(Source records)

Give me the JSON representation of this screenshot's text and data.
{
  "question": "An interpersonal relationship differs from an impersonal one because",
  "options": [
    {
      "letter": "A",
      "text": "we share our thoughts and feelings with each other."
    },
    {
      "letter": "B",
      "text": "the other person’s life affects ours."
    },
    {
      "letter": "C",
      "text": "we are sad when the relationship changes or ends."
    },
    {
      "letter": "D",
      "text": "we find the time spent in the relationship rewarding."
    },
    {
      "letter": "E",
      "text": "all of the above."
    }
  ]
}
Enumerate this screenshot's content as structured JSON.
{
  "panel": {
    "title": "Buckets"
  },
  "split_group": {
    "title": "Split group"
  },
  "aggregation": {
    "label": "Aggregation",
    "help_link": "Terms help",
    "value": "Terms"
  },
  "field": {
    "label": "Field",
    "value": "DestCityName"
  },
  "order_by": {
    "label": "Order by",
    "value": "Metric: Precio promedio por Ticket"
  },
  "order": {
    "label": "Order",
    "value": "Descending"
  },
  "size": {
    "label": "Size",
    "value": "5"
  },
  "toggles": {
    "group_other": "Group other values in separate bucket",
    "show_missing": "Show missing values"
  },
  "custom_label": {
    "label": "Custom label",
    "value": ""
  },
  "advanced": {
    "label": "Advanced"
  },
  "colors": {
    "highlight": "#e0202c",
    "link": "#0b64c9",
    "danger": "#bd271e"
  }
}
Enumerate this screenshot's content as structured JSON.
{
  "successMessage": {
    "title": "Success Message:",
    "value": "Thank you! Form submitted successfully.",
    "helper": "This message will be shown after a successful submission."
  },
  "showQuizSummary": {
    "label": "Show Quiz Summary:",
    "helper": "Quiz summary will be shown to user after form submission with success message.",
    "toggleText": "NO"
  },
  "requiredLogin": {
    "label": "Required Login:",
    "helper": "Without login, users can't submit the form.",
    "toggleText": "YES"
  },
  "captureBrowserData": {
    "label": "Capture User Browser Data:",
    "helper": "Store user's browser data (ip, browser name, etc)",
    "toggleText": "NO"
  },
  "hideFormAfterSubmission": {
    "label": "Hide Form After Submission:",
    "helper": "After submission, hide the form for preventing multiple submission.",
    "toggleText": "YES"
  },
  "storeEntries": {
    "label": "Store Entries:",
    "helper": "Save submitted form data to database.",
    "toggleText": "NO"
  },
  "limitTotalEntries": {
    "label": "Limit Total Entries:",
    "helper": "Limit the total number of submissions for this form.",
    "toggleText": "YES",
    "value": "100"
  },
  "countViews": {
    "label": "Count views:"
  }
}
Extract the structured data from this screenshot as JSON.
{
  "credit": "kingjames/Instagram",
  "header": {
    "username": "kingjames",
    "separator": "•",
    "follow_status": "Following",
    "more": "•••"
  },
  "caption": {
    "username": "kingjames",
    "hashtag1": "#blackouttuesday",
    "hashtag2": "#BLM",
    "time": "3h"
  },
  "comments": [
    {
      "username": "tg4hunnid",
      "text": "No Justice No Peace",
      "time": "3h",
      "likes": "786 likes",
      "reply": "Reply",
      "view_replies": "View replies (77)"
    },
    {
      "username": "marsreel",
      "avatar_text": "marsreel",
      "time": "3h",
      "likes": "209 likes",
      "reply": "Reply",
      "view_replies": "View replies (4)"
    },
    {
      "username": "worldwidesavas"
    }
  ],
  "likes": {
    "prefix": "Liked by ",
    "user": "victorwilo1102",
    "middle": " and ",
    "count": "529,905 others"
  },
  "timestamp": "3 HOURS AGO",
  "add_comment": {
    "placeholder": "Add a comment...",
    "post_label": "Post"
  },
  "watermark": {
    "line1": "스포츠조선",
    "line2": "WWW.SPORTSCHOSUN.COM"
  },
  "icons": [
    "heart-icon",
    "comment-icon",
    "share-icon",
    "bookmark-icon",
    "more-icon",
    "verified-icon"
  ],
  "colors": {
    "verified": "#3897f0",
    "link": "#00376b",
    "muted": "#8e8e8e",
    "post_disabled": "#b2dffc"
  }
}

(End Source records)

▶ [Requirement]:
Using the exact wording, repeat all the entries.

▶ [Result for this exercise]:
Give me the JSON representation of this screenshot's text and data.
{
  "question": "An interpersonal relationship differs from an impersonal one because",
  "options": [
    {
      "letter": "A",
      "text": "we share our thoughts and feelings with each other."
    },
    {
      "letter": "B",
      "text": "the other person’s life affects ours."
    },
    {
      "letter": "C",
      "text": "we are sad when the relationship changes or ends."
    },
    {
      "letter": "D",
      "text": "we find the time spent in the relationship rewarding."
    },
    {
      "letter": "E",
      "text": "all of the above."
    }
  ]
}
Enumerate this screenshot's content as structured JSON.
{
  "panel": {
    "title": "Buckets"
  },
  "split_group": {
    "title": "Split group"
  },
  "aggregation": {
    "label": "Aggregation",
    "help_link": "Terms help",
    "value": "Terms"
  },
  "field": {
    "label": "Field",
    "value": "DestCityName"
  },
  "order_by": {
    "label": "Order by",
    "value": "Metric: Precio promedio por Ticket"
  },
  "order": {
    "label": "Order",
    "value": "Descending"
  },
  "size": {
    "label": "Size",
    "value": "5"
  },
  "toggles": {
    "group_other": "Group other values in separate bucket",
    "show_missing": "Show missing values"
  },
  "custom_label": {
    "label": "Custom label",
    "value": ""
  },
  "advanced": {
    "label": "Advanced"
  },
  "colors": {
    "highlight": "#e0202c",
    "link": "#0b64c9",
    "danger": "#bd271e"
  }
}
Enumerate this screenshot's content as structured JSON.
{
  "successMessage": {
    "title": "Success Message:",
    "value": "Thank you! Form submitted successfully.",
    "helper": "This message will be shown after a successful submission."
  },
  "showQuizSummary": {
    "label": "Show Quiz Summary:",
    "helper": "Quiz summary will be shown to user after form submission with success message.",
    "toggleText": "NO"
  },
  "requiredLogin": {
    "label": "Required Login:",
    "helper": "Without login, users can't submit the form.",
    "toggleText": "YES"
  },
  "captureBrowserData": {
    "label": "Capture User Browser Data:",
    "helper": "Store user's browser data (ip, browser name, etc)",
    "toggleText": "NO"
  },
  "hideFormAfterSubmission": {
    "label": "Hide Form After Submission:",
    "helper": "After submission, hide the form for preventing multiple submission.",
    "toggleText": "YES"
  },
  "storeEntries": {
    "label": "Store Entries:",
    "helper": "Save submitted form data to database.",
    "toggleText": "NO"
  },
  "limitTotalEntries": {
    "label": "Limit Total Entries:",
    "helper": "Limit the total number of submissions for this form.",
    "toggleText": "YES",
    "value": "100"
  },
  "countViews": {
    "label": "Count views:"
  }
}
Extract the structured data from this screenshot as JSON.
{
  "credit": "kingjames/Instagram",
  "header": {
    "username": "kingjames",
    "separator": "•",
    "follow_status": "Following",
    "more": "•••"
  },
  "caption": {
    "username": "kingjames",
    "hashtag1": "#blackouttuesday",
    "hashtag2": "#BLM",
    "time": "3h"
  },
  "comments": [
    {
      "username": "tg4hunnid",
      "text": "No Justice No Peace",
      "time": "3h",
      "likes": "786 likes",
      "reply": "Reply",
      "view_replies": "View replies (77)"
    },
    {
      "username": "marsreel",
      "avatar_text": "marsreel",
      "time": "3h",
      "likes": "209 likes",
      "reply": "Reply",
      "view_replies": "View replies (4)"
    },
    {
      "username": "worldwidesavas"
    }
  ],
  "likes": {
    "prefix": "Liked by ",
    "user": "victorwilo1102",
    "middle": " and ",
    "count": "529,905 others"
  },
  "timestamp": "3 HOURS AGO",
  "add_comment": {
    "placeholder": "Add a comment...",
    "post_label": "Post"
  },
  "watermark": {
    "line1": "스포츠조선",
    "line2": "WWW.SPORTSCHOSUN.COM"
  },
  "icons": [
    "heart-icon",
    "comment-icon",
    "share-icon",
    "bookmark-icon",
    "more-icon",
    "verified-icon"
  ],
  "colors": {
    "verified": "#3897f0",
    "link": "#00376b",
    "muted": "#8e8e8e",
    "post_disabled": "#b2dffc"
  }
}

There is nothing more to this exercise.